Examining consumers’ sensory experiences with color: A consumer neuroscience approach
Psychology and Marketing
This research advances neuroscience as a tool with which to study consumers’ visual mental imagery. Applying these methods, we suggest that the presence or absence of color is a critical dimension along which consumers’ visualizations can vary, and explore when and why color of visual mental imagery becomes more prominent. Using functional magnetic resonance imaging (fMRI), we find neural evidence for distinguishing black-and-white (BW) versus color visualization, and that visual mental imagery becomes increasingly monochrome (vs. colorful) when consumers imagine distant (vs. near) future events. Our neural evidence further suggests construal level as the underlying mechanism of this effect, showing common regions of activation for imagining distant future events, engaging in high-level construal, and forming BW mental imagery. We discuss the implication of these findings and the benefits of fMRI techniques for marketing in general.
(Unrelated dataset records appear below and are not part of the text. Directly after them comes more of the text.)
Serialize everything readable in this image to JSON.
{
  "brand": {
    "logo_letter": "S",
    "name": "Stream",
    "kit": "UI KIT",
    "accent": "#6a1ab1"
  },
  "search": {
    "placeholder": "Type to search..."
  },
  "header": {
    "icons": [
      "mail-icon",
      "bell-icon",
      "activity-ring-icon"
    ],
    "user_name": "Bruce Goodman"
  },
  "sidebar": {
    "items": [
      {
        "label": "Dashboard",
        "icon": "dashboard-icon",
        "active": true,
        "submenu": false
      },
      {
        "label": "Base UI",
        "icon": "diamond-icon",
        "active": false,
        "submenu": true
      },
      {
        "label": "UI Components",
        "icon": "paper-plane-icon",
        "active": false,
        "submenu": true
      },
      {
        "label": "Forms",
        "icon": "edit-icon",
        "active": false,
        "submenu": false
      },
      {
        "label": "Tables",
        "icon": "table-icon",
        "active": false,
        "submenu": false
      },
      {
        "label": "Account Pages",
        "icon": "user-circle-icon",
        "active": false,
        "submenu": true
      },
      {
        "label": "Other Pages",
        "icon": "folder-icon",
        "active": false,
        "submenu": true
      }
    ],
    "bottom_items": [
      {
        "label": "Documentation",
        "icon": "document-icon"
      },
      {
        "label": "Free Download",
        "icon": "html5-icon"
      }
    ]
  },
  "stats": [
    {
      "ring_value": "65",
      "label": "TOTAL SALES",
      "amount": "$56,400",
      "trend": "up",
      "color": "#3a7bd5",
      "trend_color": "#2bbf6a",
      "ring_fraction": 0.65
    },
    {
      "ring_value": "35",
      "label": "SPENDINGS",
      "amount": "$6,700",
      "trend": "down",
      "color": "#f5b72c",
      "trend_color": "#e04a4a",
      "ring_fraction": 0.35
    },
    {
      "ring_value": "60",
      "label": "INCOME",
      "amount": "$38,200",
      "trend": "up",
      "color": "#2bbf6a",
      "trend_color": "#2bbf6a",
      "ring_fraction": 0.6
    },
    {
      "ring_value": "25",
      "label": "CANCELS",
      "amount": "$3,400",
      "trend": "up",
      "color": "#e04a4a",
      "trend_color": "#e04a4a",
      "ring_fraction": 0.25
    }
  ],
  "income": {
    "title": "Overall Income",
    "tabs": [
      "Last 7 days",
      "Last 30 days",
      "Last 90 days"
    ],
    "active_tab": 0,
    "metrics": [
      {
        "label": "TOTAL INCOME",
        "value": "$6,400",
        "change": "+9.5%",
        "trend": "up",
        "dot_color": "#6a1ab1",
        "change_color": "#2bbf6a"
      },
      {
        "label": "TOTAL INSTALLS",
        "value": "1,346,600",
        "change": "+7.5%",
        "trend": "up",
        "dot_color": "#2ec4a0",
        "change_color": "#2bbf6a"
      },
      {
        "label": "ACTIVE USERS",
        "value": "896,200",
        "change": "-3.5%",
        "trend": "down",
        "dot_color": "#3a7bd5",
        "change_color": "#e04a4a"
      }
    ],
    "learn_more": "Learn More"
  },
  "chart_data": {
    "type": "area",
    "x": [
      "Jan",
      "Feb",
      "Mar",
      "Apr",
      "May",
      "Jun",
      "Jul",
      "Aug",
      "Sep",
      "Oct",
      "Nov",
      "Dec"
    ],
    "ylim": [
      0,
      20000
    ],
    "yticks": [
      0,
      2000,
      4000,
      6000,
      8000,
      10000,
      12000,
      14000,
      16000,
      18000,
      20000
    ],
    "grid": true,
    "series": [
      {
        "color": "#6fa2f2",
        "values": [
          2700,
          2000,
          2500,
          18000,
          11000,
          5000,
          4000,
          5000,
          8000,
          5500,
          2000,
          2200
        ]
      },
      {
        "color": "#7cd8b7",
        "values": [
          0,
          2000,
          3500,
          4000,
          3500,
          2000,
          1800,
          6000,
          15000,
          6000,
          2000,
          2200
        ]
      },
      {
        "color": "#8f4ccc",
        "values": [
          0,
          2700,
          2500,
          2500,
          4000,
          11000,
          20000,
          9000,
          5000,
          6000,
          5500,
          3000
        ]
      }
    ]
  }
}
color, construal-level theory, mental imagery, neuroscience, sensory experience
Marketing and Business Analytics
Paul Stillman, Hyojin Lee, Xiaoyan Deng, Hanumantha Rao Unnava, and Kentaro Fujita. "Examining consumers’ sensory experiences with color: A consumer neuroscience approach" Psychology and Marketing (2020): 995-1007. https://doi.org/10.1002/mar.21360